In a decision released on October 15, 2012 in the Trustees of the Millwright Regional Council of Ontario Pension Trust Fund v. Celestica Inc. securities class action, Justice Perell held that the “special circumstances” doctrine can be applied by courts to extend the limitation period contained in section 138.14 of Ontario’s Securities Act (the “OSA” or the “Act”) which requires that a secondary market purchaser misrepresentation action under Part XXIII.1 of the OSA must be commenced within three (3) years of the alleged misrepresentation. In reaching this conclusion, Justice Perell has taken a broader view than previous rulings of the courts’ jurisdiction to relieve against the strict application of a limitation contained in the OSA.
In Celestica, the Plaintiffs allege that Celestica Inc. and two of its former officers made misrepresentations about Celestica’s restructuring of its operation in the period from January 27, 2005 through to January 30, 2007. The Defendants brought a Rule 21 motion before Justice Perell seeking to strike out significant portions of the Plaintiffs’ Fresh as Amended Statement of Claim on the basis that, amongst other things, the Plaintiffs’ had not obtained leave to proceed with their action under section 138.8 of the OSA before the expiry of the three-year limitation period set out in the Act. The Defendants relied on the Court of Appeal’s decision in Sharma v. Timminco Limited, another proposed securities class action, which found that the limitation in 138.14 of the OSA was not suspended by section 28 of the Class Proceedings Act, 1992 (the “CPA”) unless and until a proposed representative plaintiff obtains leave to bring the class proceeding and then commences the action under section 138.3 of the OSA. The Defendants argued that it was plain and obvious that the limitation period had expired and the Plaintiffs’ claim could not proceed and that the courts had no discretion to extend the running of the limitation period by making orders nunc pro tunc (meaning “now for then”).
Justice Perell held that, given the Court of Appeal’s ruling in Timminco, it was clear that the limitation period in section 138.14 of the OSA had not been suspended by virtue of section 28 of the CPA and accordingly the Plaintiffs’ claim was time-barred.

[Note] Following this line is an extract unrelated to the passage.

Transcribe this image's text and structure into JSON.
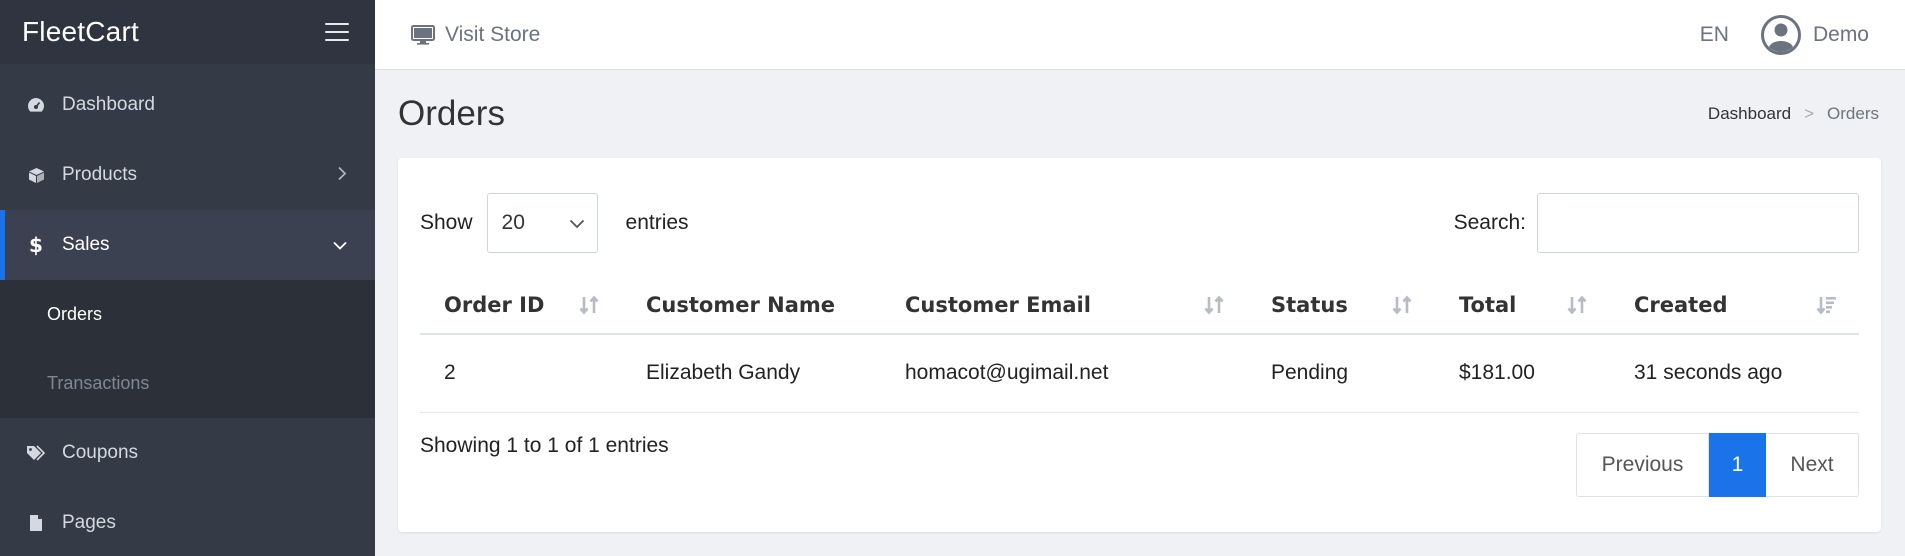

However, the Court disagreed with the Defendants’ submissions that it had no discretion to relieve against the operation of the statutory limitation period. Rather, after a review of the case law and the provisions of Ontario’s Limitations Act, 2002, Justice Perell held that the common law doctrine of “special circumstances”, which operates to extend a limitation period where the interests of justice so require, applied to section 138.14. The Court held that the doctrine was “principled, limited and narrow” in nature and would not operate if a defendant is prejudiced apart from the prejudice involved in having to defend an action on its merits. Justice Perell concluded that, if the Plaintiffs were ultimately granted leave to proceed with their claim under section 138.8 of the OSA, this would be an appropriate case in which to apply the special circumstances doctrine given that the Defendants had been aware of the claims since 2007 and had been actively defending similar claims brought against them in the United States since that same time.
In the result, Justice Perell dismissed the balance of the Defendants’ motion to strike the claim, although he did strike out certain common law causes of action for failure to plead the requisite elements of the torts, but granted the Plaintiffs leave to amend their claims with respect to those claims.
In finding that the special circumstances doctrine could be applied to section 138.14, Justice Perell’s decision stands in stark contrast to the decision of Justice Strathy in Green v. Canadian Imperial Bank of Commerce. In that case, Justice Strathy concluded, based on his review of the cases and the provisions of the Limitations Act, 2002 that the special circumstances doctrine was not available within the framework of section 138.14 of the OSA.
Accordingly, given these conflicting lower court decisions, it is unclear whether the special circumstances doctrine may be applied to extend the limitation period set out in section 138.14 of the OSA. Appellate intervention may prove to be necessary in order to resolve this debate in the courts.